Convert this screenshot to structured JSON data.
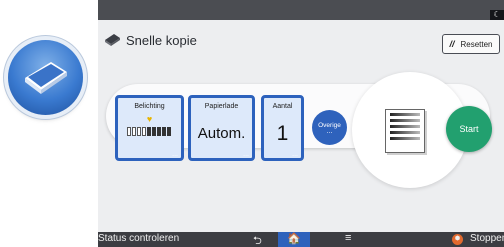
{
  "app_icon": {
    "name": "book-icon"
  },
  "header": {
    "title": "Snelle kopie",
    "reset_label": "Resetten",
    "night_icon": "☾"
  },
  "tiles": {
    "exposure": {
      "label": "Belichting",
      "level": 4,
      "steps": 9
    },
    "paper": {
      "label": "Papierlade",
      "value": "Autom."
    },
    "quantity": {
      "label": "Aantal",
      "value": "1"
    }
  },
  "other_button": {
    "label": "Overige",
    "dots": "..."
  },
  "start_button": {
    "label": "Start"
  },
  "bottom_bar": {
    "status_label": "Status controleren",
    "back_icon": "⮌",
    "home_icon": "🏠",
    "menu_icon": "≡",
    "stop_label": "Stoppen"
  },
  "colors": {
    "accent": "#2e62bc",
    "start": "#22a06f",
    "stop": "#e36a2e"
  }
}
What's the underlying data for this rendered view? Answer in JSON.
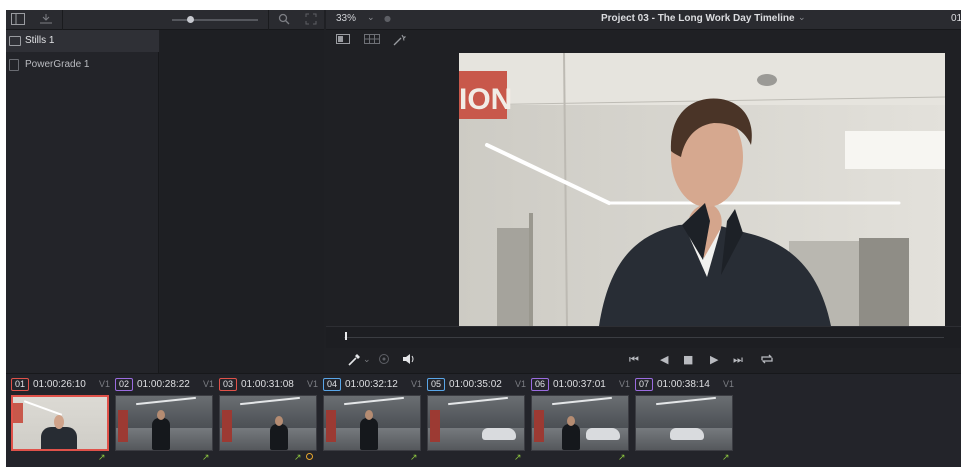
{
  "gallery": {
    "albums": [
      {
        "label": "Stills 1",
        "selected": true
      },
      {
        "label": "PowerGrade 1",
        "selected": false
      }
    ],
    "zoom_level": 0.17
  },
  "viewer": {
    "zoom": "33%",
    "project_title": "Project 03 - The Long Work Day Timeline",
    "timecode_partial": "01"
  },
  "frame_text": "ION",
  "timeline": {
    "clips": [
      {
        "num": "01",
        "timecode": "01:00:26:10",
        "track": "V1",
        "color": "#e0524a",
        "selected": true,
        "grade_marker": false,
        "scene": "office"
      },
      {
        "num": "02",
        "timecode": "01:00:28:22",
        "track": "V1",
        "color": "#9b6ce0",
        "selected": false,
        "grade_marker": false,
        "scene": "back"
      },
      {
        "num": "03",
        "timecode": "01:00:31:08",
        "track": "V1",
        "color": "#e0524a",
        "selected": false,
        "grade_marker": true,
        "scene": "walk"
      },
      {
        "num": "04",
        "timecode": "01:00:32:12",
        "track": "V1",
        "color": "#5aa6e8",
        "selected": false,
        "grade_marker": false,
        "scene": "front"
      },
      {
        "num": "05",
        "timecode": "01:00:35:02",
        "track": "V1",
        "color": "#5aa6e8",
        "selected": false,
        "grade_marker": false,
        "scene": "car"
      },
      {
        "num": "06",
        "timecode": "01:00:37:01",
        "track": "V1",
        "color": "#9b6ce0",
        "selected": false,
        "grade_marker": false,
        "scene": "cars"
      },
      {
        "num": "07",
        "timecode": "01:00:38:14",
        "track": "V1",
        "color": "#9b6ce0",
        "selected": false,
        "grade_marker": false,
        "scene": "car2"
      }
    ]
  }
}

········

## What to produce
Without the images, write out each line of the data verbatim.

## Response
Convert this screenshot to structured JSON data.
{
  "app_icon": {
    "name": "book-icon"
  },
  "header": {
    "title": "Snelle kopie",
    "reset_label": "Resetten",
    "night_icon": "☾"
  },
  "tiles": {
    "exposure": {
      "label": "Belichting",
      "level": 4,
      "steps": 9
    },
    "paper": {
      "label": "Papierlade",
      "value": "Autom."
    },
    "quantity": {
      "label": "Aantal",
      "value": "1"
    }
  },
  "other_button": {
    "label": "Overige",
    "dots": "..."
  },
  "start_button": {
    "label": "Start"
  },
  "bottom_bar": {
    "status_label": "Status controleren",
    "back_icon": "⮌",
    "home_icon": "🏠",
    "menu_icon": "≡",
    "stop_label": "Stoppen"
  },
  "colors": {
    "accent": "#2e62bc",
    "start": "#22a06f",
    "stop": "#e36a2e"
  }
}
What's the underlying data for this rendered view? Answer in JSON.
{
  "gallery": {
    "albums": [
      {
        "label": "Stills 1",
        "selected": true
      },
      {
        "label": "PowerGrade 1",
        "selected": false
      }
    ],
    "zoom_level": 0.17
  },
  "viewer": {
    "zoom": "33%",
    "project_title": "Project 03 - The Long Work Day Timeline",
    "timecode_partial": "01"
  },
  "frame_text": "ION",
  "timeline": {
    "clips": [
      {
        "num": "01",
        "timecode": "01:00:26:10",
        "track": "V1",
        "color": "#e0524a",
        "selected": true,
        "grade_marker": false,
        "scene": "office"
      },
      {
        "num": "02",
        "timecode": "01:00:28:22",
        "track": "V1",
        "color": "#9b6ce0",
        "selected": false,
        "grade_marker": false,
        "scene": "back"
      },
      {
        "num": "03",
        "timecode": "01:00:31:08",
        "track": "V1",
        "color": "#e0524a",
        "selected": false,
        "grade_marker": true,
        "scene": "walk"
      },
      {
        "num": "04",
        "timecode": "01:00:32:12",
        "track": "V1",
        "color": "#5aa6e8",
        "selected": false,
        "grade_marker": false,
        "scene": "front"
      },
      {
        "num": "05",
        "timecode": "01:00:35:02",
        "track": "V1",
        "color": "#5aa6e8",
        "selected": false,
        "grade_marker": false,
        "scene": "car"
      },
      {
        "num": "06",
        "timecode": "01:00:37:01",
        "track": "V1",
        "color": "#9b6ce0",
        "selected": false,
        "grade_marker": false,
        "scene": "cars"
      },
      {
        "num": "07",
        "timecode": "01:00:38:14",
        "track": "V1",
        "color": "#9b6ce0",
        "selected": false,
        "grade_marker": false,
        "scene": "car2"
      }
    ]
  }
}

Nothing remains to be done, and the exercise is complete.